Let The Right One In Coming to NYC
It began with a novel ten years ago. Let The Right One In by John Ajvide Lindqvist. Obviously a Jim Morrisey fan. The novel became a bestseller, was marketed abroad under the English title Let Me In. Set in the Swedish suburb of Blackeberg, it tells of a very unusual friendship between two extremely lonely children. One of them proves to be a vampire. A successful Swedish motion picture followed. Then an English language film. In Sweden a stage play was mounted in Uppsala. Then an English language stage play mounted first in Scotland, then at the Apollo Theatre in London.
Now that same show will transport to St. Ann’s Warehouse in Brooklyn for a January-February run in 2015. St. Ann’s makes for a huge space, ideally suited for a show that pretty much uses a winter forest as the location, even as scenes shift around to locations all over Blackeberg (like a school, a playground, different apartments, etc.) . John Tiffany will direct with Steven Hoggett associate director. The National Theater of Scotland acts as backer of this new run, along with commercial producers Bill Kenwright and Marla Rubin, who were involved in the show from the very beginning.
The original production, first in Edinburg and then London, won rave reviews. “A strange, tender love story that will chill you to the marrow and break your heart” wrote one critic (at The Independent) while The Observer‘s reviewer wrote ” Unforgettable. Explosive. One of the most original shows of
Essentially the plot deals with Oscar, a seriously bullied child with a single Mom who doesn’t really much understand her morbid, sad, angry son. He has cause for rage. Like too many children all over the world and throughout time, he is an object of casual torture by his peers. In the book, he’s a very chubby boy. None of the adaptations have included that detail, instead focusing on his being an outsider in other ways. Either way, Oscar is a target, the natural prey of a particular trio of bullies. And as is typical, he does not share his torment. Oscar’s mother does not know, nor his teachers.
One night, a mysterious pair move into the apartment next door to Oscar. In some ways a mirror of Oscar’s household, they consist of an older man and a little girl about Oscar’s age, presumably his daughter. Eventually the two children meet and we (along with Oscar) learn her name is Eli.
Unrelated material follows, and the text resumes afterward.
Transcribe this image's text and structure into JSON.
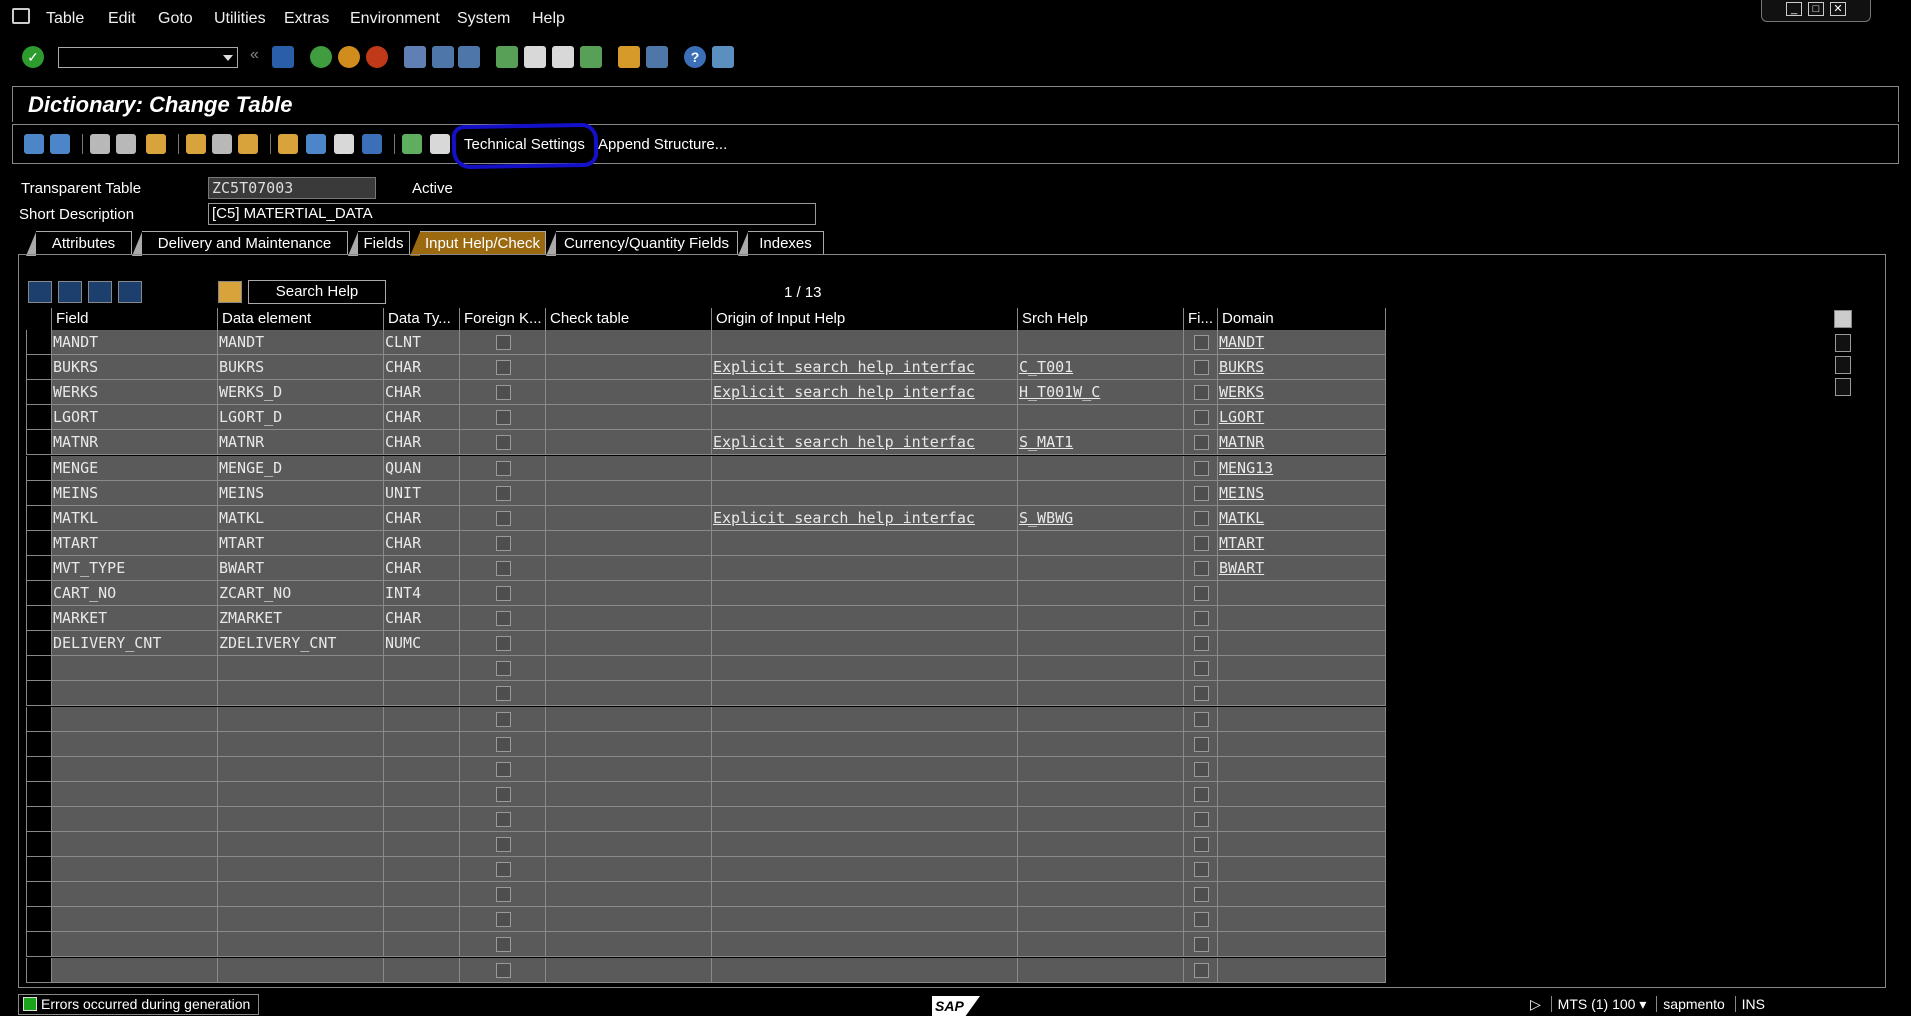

Due to what some call the “magic of theatre” all the children in the play are portrayed by adults, the kind of stylization theatre-goers accept without question soon after the play begins. It also makes casting the parts many times easier, since Oscar and Eli remain very complex characters who have to go through a great deal of powerful changes in the course of the show–a roller coaster of horror, love, hope, despair, danger and guilt and loyalty.
As noted earlier, Eli is a vampire. She looks twelve and in many ways remains that age (Note: Human brains do not fully mature until about age twenty, so she would remain to some extent permanently a child, not just physically). The man who takes care of her is not her father, not at all. Rather he is a caretaker who for reasons of his own–profoundly disturbing, selfish, yet also sad–hunts victims for their blood to feed Eli. Unfortunately (an interesting adjective under the circumstances) he really isn’t that good at it. More, unlike many versions of the undead in recent years, the vampirism of Let The Right One In remains utterly horrific. One bite infects, so Eli must kill her prey. There’s a strong hint that if she does not feed, she begins to rot. She remains simultaneously an innocent child, a victim of horrific abuse, and a predatory monster. Much of the play focuses upon Oscar learning this about his new (perhaps first, certainly sole) friend. He comes to terms with it. Accepts it.
Which manages to feel both heart-warming and utterly inhumanly terrible in the same instant.
Lindqvist is on record as calling his novel a love story, and in keeping with that the play even incorporates a few elements from a kind of sequel (he called it an “epilogue”) title Let The Old Dreams Die.